• [WORK ORDER]
Each line in the records that mentions the word "screenshot" needs to be listed.

[Interface dataset entries]
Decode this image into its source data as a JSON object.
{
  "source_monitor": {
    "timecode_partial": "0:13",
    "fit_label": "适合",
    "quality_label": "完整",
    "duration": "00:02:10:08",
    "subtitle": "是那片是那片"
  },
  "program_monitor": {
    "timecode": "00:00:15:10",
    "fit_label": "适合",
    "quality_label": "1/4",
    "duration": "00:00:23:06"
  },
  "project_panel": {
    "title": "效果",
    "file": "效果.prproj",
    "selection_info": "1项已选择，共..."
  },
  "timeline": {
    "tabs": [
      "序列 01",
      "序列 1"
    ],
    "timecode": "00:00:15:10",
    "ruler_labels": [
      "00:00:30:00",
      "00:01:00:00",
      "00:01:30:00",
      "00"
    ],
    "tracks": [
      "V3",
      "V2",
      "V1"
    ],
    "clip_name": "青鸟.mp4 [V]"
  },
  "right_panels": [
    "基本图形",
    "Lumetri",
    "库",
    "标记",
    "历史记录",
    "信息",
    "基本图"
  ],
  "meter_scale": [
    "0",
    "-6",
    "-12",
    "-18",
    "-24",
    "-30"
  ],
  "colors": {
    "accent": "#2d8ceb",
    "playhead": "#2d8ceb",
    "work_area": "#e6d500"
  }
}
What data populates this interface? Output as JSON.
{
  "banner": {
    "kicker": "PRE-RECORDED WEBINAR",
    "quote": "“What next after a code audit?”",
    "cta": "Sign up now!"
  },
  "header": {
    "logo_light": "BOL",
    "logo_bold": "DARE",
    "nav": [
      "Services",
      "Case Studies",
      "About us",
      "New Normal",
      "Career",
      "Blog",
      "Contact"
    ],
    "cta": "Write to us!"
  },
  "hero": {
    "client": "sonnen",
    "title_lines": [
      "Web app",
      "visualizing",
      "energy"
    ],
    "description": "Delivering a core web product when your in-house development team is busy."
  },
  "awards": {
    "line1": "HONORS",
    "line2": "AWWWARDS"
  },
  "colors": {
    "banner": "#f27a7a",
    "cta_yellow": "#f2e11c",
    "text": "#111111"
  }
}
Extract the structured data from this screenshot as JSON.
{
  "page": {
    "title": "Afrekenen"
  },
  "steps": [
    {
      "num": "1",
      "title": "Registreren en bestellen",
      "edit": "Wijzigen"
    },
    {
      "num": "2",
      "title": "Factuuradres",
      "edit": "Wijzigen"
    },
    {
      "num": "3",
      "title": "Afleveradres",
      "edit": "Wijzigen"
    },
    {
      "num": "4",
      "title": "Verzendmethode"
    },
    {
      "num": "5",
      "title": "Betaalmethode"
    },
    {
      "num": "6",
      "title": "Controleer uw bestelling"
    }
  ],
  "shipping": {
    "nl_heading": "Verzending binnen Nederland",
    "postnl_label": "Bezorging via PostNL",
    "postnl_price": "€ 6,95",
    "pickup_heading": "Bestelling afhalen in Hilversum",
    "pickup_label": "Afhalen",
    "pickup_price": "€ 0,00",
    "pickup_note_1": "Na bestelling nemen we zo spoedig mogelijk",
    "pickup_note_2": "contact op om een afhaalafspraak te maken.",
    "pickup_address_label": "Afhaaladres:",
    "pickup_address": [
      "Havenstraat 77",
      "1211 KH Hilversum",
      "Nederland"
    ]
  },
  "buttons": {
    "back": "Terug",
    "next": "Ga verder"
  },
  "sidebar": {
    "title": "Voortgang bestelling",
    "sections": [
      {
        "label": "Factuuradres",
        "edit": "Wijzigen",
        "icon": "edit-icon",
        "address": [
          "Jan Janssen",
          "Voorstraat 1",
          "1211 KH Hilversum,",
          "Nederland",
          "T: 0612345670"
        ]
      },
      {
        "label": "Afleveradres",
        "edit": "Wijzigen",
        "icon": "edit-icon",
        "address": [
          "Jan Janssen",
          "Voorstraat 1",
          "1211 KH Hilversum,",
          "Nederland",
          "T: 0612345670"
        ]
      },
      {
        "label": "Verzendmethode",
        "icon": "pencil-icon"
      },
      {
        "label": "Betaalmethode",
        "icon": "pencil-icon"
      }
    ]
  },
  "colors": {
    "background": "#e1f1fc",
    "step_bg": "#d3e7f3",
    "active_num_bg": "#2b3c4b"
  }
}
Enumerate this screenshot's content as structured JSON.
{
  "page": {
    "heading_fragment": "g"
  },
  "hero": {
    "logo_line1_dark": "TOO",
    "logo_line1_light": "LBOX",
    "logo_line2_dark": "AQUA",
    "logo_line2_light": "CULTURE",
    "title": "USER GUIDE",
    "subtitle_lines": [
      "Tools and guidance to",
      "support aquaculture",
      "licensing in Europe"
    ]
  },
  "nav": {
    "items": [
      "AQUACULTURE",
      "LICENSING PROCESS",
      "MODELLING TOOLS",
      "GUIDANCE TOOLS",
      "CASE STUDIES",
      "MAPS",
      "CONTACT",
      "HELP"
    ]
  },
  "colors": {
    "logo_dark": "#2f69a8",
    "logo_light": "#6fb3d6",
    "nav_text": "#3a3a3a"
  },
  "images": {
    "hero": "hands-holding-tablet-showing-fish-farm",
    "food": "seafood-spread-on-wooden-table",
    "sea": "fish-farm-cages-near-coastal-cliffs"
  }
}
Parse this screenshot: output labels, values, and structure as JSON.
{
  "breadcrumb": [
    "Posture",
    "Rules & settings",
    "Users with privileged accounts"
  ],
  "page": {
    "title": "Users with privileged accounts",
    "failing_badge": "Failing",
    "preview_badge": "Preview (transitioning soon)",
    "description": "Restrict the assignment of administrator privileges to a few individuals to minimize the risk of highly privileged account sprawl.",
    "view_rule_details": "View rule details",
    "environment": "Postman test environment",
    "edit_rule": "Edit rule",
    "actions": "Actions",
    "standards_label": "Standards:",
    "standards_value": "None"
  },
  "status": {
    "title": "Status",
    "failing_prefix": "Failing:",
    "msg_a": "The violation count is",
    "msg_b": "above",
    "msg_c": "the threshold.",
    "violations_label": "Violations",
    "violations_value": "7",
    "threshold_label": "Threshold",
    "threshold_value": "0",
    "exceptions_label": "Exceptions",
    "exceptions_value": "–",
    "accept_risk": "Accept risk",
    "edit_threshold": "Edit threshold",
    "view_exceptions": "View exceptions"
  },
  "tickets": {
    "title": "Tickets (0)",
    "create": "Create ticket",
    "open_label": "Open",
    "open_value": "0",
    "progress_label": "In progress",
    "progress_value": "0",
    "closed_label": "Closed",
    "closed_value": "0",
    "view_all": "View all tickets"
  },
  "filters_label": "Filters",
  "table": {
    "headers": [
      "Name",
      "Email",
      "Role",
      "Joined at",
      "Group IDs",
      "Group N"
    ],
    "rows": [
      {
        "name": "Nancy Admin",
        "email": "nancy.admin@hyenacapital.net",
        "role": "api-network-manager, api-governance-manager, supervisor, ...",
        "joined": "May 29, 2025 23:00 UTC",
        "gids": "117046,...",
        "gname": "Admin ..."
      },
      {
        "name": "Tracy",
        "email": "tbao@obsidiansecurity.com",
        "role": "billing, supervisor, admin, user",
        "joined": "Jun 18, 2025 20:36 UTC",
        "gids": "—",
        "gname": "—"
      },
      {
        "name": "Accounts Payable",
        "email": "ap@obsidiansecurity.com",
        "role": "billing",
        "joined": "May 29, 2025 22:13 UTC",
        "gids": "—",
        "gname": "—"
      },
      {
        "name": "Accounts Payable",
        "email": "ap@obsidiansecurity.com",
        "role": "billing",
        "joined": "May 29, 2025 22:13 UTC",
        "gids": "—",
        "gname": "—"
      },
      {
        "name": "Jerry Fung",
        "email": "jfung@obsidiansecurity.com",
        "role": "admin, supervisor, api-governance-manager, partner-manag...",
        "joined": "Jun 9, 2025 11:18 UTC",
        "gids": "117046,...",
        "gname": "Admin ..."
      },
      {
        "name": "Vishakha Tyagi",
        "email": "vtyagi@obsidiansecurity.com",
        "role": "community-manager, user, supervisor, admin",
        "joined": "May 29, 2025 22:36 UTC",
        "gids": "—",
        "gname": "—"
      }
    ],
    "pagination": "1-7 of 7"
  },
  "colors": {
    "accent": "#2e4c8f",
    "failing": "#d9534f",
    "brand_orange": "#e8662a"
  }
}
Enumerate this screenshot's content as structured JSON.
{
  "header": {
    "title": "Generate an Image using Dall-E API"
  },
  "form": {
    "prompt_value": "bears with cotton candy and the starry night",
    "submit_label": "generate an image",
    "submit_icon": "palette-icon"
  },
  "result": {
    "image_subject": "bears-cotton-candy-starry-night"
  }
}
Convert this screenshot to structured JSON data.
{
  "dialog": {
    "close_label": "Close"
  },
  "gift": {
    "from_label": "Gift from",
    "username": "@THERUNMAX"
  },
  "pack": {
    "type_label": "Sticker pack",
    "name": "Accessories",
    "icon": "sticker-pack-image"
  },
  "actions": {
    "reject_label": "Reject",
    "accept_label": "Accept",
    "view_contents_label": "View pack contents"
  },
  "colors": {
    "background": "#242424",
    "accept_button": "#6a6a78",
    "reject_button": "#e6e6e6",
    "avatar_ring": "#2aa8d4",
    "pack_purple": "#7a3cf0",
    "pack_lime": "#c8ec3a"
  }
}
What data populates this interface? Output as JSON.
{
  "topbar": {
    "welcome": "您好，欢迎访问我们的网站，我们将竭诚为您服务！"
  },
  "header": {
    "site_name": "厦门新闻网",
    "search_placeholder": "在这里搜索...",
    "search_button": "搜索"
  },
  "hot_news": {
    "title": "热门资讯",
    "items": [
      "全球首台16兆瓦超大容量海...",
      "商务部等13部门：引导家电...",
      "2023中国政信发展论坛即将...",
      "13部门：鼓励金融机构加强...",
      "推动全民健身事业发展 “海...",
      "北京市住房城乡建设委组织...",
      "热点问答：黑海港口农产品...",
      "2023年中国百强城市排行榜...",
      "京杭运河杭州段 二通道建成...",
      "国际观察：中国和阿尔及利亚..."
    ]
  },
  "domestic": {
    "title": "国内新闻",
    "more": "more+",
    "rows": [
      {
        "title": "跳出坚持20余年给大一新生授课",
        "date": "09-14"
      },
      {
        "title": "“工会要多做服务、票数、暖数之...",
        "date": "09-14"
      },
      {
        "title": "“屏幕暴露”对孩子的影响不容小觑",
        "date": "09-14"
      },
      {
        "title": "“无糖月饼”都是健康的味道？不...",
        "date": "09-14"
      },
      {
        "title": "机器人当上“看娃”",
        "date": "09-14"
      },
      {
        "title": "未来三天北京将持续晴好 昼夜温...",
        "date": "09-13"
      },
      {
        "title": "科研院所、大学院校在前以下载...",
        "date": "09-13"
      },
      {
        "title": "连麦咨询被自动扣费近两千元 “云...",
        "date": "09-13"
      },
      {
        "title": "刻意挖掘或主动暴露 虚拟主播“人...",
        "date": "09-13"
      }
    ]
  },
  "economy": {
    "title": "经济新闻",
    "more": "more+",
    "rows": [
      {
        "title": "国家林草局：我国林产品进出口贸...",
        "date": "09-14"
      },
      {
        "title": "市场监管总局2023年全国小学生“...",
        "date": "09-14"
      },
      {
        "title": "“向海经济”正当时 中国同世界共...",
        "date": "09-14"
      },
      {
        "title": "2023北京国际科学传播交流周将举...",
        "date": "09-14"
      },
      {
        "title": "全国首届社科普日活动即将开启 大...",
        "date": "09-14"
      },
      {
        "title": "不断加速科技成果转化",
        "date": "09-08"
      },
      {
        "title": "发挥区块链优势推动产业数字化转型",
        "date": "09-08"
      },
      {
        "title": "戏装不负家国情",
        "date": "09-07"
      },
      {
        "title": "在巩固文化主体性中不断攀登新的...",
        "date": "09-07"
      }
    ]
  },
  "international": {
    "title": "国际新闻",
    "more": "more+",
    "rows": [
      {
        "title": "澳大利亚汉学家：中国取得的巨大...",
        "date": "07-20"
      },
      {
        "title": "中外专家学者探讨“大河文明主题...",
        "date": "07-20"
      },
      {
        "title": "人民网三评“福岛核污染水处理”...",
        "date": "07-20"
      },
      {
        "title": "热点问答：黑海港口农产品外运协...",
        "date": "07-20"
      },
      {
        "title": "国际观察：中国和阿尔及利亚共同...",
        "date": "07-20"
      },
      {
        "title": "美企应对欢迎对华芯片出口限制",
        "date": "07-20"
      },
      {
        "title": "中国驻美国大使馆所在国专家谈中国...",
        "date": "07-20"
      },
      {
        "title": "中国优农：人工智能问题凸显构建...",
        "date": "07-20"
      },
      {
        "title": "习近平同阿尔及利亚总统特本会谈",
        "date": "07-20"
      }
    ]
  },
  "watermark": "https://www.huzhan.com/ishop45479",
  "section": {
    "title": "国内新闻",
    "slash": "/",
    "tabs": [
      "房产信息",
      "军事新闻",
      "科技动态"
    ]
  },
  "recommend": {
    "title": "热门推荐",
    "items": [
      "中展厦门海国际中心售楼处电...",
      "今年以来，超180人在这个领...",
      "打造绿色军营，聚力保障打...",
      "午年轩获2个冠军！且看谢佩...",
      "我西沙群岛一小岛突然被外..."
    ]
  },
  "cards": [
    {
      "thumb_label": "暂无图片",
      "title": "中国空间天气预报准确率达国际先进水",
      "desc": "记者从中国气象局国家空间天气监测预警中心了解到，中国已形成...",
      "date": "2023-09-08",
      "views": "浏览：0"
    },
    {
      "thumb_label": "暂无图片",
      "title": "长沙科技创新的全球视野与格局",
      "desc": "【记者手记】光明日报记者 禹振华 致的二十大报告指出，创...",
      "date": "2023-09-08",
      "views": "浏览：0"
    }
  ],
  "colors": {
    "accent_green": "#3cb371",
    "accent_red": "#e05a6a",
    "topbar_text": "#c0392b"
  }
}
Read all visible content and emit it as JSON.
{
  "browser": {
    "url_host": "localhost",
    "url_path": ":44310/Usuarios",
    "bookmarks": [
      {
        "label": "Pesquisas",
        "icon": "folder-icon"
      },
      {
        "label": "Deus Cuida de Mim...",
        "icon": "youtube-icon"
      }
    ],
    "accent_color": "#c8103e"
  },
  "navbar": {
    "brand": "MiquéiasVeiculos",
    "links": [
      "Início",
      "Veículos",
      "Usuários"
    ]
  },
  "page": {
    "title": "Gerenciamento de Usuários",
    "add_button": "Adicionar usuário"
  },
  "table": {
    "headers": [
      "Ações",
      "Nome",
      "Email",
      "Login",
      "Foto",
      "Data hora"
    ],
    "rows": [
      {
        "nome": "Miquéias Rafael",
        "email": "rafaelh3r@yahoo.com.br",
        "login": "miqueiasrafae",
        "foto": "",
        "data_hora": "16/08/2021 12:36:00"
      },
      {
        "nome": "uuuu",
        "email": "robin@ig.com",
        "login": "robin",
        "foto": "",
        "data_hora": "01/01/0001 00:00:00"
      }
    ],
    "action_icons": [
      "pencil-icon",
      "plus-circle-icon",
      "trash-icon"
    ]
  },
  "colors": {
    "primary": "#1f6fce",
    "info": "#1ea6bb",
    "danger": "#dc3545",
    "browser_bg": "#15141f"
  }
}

• [TASK SOLUTION]
Extract the structured data from this screenshot as JSON.
Enumerate this screenshot's content as structured JSON.
Parse this screenshot: output labels, values, and structure as JSON.
Enumerate this screenshot's content as structured JSON.
Convert this screenshot to structured JSON data.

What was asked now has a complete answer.